(Records from a collection)
═══
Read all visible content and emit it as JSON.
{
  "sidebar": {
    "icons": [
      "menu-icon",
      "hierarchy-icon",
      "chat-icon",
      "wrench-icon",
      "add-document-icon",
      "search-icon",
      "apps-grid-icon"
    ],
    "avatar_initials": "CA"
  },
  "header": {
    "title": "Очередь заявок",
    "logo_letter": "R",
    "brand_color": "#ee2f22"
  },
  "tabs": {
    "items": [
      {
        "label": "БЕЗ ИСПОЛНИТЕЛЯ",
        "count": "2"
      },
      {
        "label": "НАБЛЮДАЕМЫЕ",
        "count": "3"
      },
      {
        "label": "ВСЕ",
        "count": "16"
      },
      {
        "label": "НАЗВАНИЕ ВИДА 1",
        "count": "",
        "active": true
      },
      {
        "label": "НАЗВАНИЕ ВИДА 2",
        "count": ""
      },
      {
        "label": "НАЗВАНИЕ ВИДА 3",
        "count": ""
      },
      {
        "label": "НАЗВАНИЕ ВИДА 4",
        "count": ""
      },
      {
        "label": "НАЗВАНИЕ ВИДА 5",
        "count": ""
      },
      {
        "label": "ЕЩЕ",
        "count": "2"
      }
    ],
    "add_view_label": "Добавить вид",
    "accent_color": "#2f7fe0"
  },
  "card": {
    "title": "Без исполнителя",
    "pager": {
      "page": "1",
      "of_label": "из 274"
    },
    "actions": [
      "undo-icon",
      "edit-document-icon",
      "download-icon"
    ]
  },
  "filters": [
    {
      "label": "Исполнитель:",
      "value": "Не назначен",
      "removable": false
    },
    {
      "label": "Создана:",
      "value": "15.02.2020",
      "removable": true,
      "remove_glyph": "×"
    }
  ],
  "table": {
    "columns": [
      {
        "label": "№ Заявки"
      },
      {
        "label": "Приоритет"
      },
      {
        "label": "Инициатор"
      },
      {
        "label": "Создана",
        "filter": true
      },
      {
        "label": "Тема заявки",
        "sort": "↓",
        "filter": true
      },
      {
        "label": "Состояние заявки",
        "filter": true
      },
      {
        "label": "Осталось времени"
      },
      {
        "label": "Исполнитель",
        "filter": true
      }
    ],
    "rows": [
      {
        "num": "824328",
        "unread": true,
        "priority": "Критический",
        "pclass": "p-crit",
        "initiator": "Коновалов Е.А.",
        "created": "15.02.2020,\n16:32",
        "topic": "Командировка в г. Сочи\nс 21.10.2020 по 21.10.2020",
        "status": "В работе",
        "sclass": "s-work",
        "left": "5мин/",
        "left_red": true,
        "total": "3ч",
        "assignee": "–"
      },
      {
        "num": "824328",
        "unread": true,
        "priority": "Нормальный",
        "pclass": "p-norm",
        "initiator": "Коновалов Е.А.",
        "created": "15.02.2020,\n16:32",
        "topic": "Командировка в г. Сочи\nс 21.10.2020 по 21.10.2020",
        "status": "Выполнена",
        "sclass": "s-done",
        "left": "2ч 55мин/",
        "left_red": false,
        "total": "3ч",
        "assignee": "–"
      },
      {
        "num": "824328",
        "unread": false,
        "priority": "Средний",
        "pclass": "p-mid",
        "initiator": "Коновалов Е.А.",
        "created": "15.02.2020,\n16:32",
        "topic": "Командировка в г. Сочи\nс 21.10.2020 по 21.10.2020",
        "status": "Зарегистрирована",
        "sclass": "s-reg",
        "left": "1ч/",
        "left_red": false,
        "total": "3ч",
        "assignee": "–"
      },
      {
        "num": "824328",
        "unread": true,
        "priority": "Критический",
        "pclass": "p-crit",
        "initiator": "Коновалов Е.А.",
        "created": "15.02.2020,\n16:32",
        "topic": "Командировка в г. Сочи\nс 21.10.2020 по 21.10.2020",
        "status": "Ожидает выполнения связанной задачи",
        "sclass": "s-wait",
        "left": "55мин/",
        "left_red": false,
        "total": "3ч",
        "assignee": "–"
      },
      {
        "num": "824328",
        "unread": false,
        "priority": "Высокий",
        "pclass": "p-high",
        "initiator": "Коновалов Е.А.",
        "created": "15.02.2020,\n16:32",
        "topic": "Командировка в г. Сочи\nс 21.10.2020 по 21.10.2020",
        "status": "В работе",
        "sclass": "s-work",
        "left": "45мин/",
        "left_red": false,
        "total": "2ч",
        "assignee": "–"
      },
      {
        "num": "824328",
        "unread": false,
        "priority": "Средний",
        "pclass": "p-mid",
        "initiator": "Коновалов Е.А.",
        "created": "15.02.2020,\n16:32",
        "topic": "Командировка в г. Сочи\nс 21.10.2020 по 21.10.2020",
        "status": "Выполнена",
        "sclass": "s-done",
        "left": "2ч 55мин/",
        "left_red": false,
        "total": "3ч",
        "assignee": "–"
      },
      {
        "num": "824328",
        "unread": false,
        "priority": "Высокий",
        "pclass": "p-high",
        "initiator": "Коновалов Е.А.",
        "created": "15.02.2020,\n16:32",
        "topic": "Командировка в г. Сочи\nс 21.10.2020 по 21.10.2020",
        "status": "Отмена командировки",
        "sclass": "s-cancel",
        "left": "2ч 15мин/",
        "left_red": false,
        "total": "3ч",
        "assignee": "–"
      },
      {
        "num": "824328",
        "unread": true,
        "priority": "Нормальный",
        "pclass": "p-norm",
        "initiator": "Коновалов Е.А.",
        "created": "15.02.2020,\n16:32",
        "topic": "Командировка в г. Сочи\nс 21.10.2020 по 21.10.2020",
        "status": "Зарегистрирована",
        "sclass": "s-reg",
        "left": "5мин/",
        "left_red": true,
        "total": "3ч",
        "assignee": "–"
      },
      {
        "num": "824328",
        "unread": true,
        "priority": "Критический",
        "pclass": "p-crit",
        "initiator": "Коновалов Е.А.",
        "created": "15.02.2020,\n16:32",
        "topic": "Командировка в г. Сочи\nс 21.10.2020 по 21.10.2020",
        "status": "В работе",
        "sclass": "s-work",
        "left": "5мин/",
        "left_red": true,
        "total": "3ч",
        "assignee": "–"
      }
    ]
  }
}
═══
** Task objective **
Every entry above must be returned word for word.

** Answer to the exercise **
Read all visible content and emit it as JSON.
{
  "sidebar": {
    "icons": [
      "menu-icon",
      "hierarchy-icon",
      "chat-icon",
      "wrench-icon",
      "add-document-icon",
      "search-icon",
      "apps-grid-icon"
    ],
    "avatar_initials": "CA"
  },
  "header": {
    "title": "Очередь заявок",
    "logo_letter": "R",
    "brand_color": "#ee2f22"
  },
  "tabs": {
    "items": [
      {
        "label": "БЕЗ ИСПОЛНИТЕЛЯ",
        "count": "2"
      },
      {
        "label": "НАБЛЮДАЕМЫЕ",
        "count": "3"
      },
      {
        "label": "ВСЕ",
        "count": "16"
      },
      {
        "label": "НАЗВАНИЕ ВИДА 1",
        "count": "",
        "active": true
      },
      {
        "label": "НАЗВАНИЕ ВИДА 2",
        "count": ""
      },
      {
        "label": "НАЗВАНИЕ ВИДА 3",
        "count": ""
      },
      {
        "label": "НАЗВАНИЕ ВИДА 4",
        "count": ""
      },
      {
        "label": "НАЗВАНИЕ ВИДА 5",
        "count": ""
      },
      {
        "label": "ЕЩЕ",
        "count": "2"
      }
    ],
    "add_view_label": "Добавить вид",
    "accent_color": "#2f7fe0"
  },
  "card": {
    "title": "Без исполнителя",
    "pager": {
      "page": "1",
      "of_label": "из 274"
    },
    "actions": [
      "undo-icon",
      "edit-document-icon",
      "download-icon"
    ]
  },
  "filters": [
    {
      "label": "Исполнитель:",
      "value": "Не назначен",
      "removable": false
    },
    {
      "label": "Создана:",
      "value": "15.02.2020",
      "removable": true,
      "remove_glyph": "×"
    }
  ],
  "table": {
    "columns": [
      {
        "label": "№ Заявки"
      },
      {
        "label": "Приоритет"
      },
      {
        "label": "Инициатор"
      },
      {
        "label": "Создана",
        "filter": true
      },
      {
        "label": "Тема заявки",
        "sort": "↓",
        "filter": true
      },
      {
        "label": "Состояние заявки",
        "filter": true
      },
      {
        "label": "Осталось времени"
      },
      {
        "label": "Исполнитель",
        "filter": true
      }
    ],
    "rows": [
      {
        "num": "824328",
        "unread": true,
        "priority": "Критический",
        "pclass": "p-crit",
        "initiator": "Коновалов Е.А.",
        "created": "15.02.2020,\n16:32",
        "topic": "Командировка в г. Сочи\nс 21.10.2020 по 21.10.2020",
        "status": "В работе",
        "sclass": "s-work",
        "left": "5мин/",
        "left_red": true,
        "total": "3ч",
        "assignee": "–"
      },
      {
        "num": "824328",
        "unread": true,
        "priority": "Нормальный",
        "pclass": "p-norm",
        "initiator": "Коновалов Е.А.",
        "created": "15.02.2020,\n16:32",
        "topic": "Командировка в г. Сочи\nс 21.10.2020 по 21.10.2020",
        "status": "Выполнена",
        "sclass": "s-done",
        "left": "2ч 55мин/",
        "left_red": false,
        "total": "3ч",
        "assignee": "–"
      },
      {
        "num": "824328",
        "unread": false,
        "priority": "Средний",
        "pclass": "p-mid",
        "initiator": "Коновалов Е.А.",
        "created": "15.02.2020,\n16:32",
        "topic": "Командировка в г. Сочи\nс 21.10.2020 по 21.10.2020",
        "status": "Зарегистрирована",
        "sclass": "s-reg",
        "left": "1ч/",
        "left_red": false,
        "total": "3ч",
        "assignee": "–"
      },
      {
        "num": "824328",
        "unread": true,
        "priority": "Критический",
        "pclass": "p-crit",
        "initiator": "Коновалов Е.А.",
        "created": "15.02.2020,\n16:32",
        "topic": "Командировка в г. Сочи\nс 21.10.2020 по 21.10.2020",
        "status": "Ожидает выполнения связанной задачи",
        "sclass": "s-wait",
        "left": "55мин/",
        "left_red": false,
        "total": "3ч",
        "assignee": "–"
      },
      {
        "num": "824328",
        "unread": false,
        "priority": "Высокий",
        "pclass": "p-high",
        "initiator": "Коновалов Е.А.",
        "created": "15.02.2020,\n16:32",
        "topic": "Командировка в г. Сочи\nс 21.10.2020 по 21.10.2020",
        "status": "В работе",
        "sclass": "s-work",
        "left": "45мин/",
        "left_red": false,
        "total": "2ч",
        "assignee": "–"
      },
      {
        "num": "824328",
        "unread": false,
        "priority": "Средний",
        "pclass": "p-mid",
        "initiator": "Коновалов Е.А.",
        "created": "15.02.2020,\n16:32",
        "topic": "Командировка в г. Сочи\nс 21.10.2020 по 21.10.2020",
        "status": "Выполнена",
        "sclass": "s-done",
        "left": "2ч 55мин/",
        "left_red": false,
        "total": "3ч",
        "assignee": "–"
      },
      {
        "num": "824328",
        "unread": false,
        "priority": "Высокий",
        "pclass": "p-high",
        "initiator": "Коновалов Е.А.",
        "created": "15.02.2020,\n16:32",
        "topic": "Командировка в г. Сочи\nс 21.10.2020 по 21.10.2020",
        "status": "Отмена командировки",
        "sclass": "s-cancel",
        "left": "2ч 15мин/",
        "left_red": false,
        "total": "3ч",
        "assignee": "–"
      },
      {
        "num": "824328",
        "unread": true,
        "priority": "Нормальный",
        "pclass": "p-norm",
        "initiator": "Коновалов Е.А.",
        "created": "15.02.2020,\n16:32",
        "topic": "Командировка в г. Сочи\nс 21.10.2020 по 21.10.2020",
        "status": "Зарегистрирована",
        "sclass": "s-reg",
        "left": "5мин/",
        "left_red": true,
        "total": "3ч",
        "assignee": "–"
      },
      {
        "num": "824328",
        "unread": true,
        "priority": "Критический",
        "pclass": "p-crit",
        "initiator": "Коновалов Е.А.",
        "created": "15.02.2020,\n16:32",
        "topic": "Командировка в г. Сочи\nс 21.10.2020 по 21.10.2020",
        "status": "В работе",
        "sclass": "s-work",
        "left": "5мин/",
        "left_red": true,
        "total": "3ч",
        "assignee": "–"
      }
    ]
  }
}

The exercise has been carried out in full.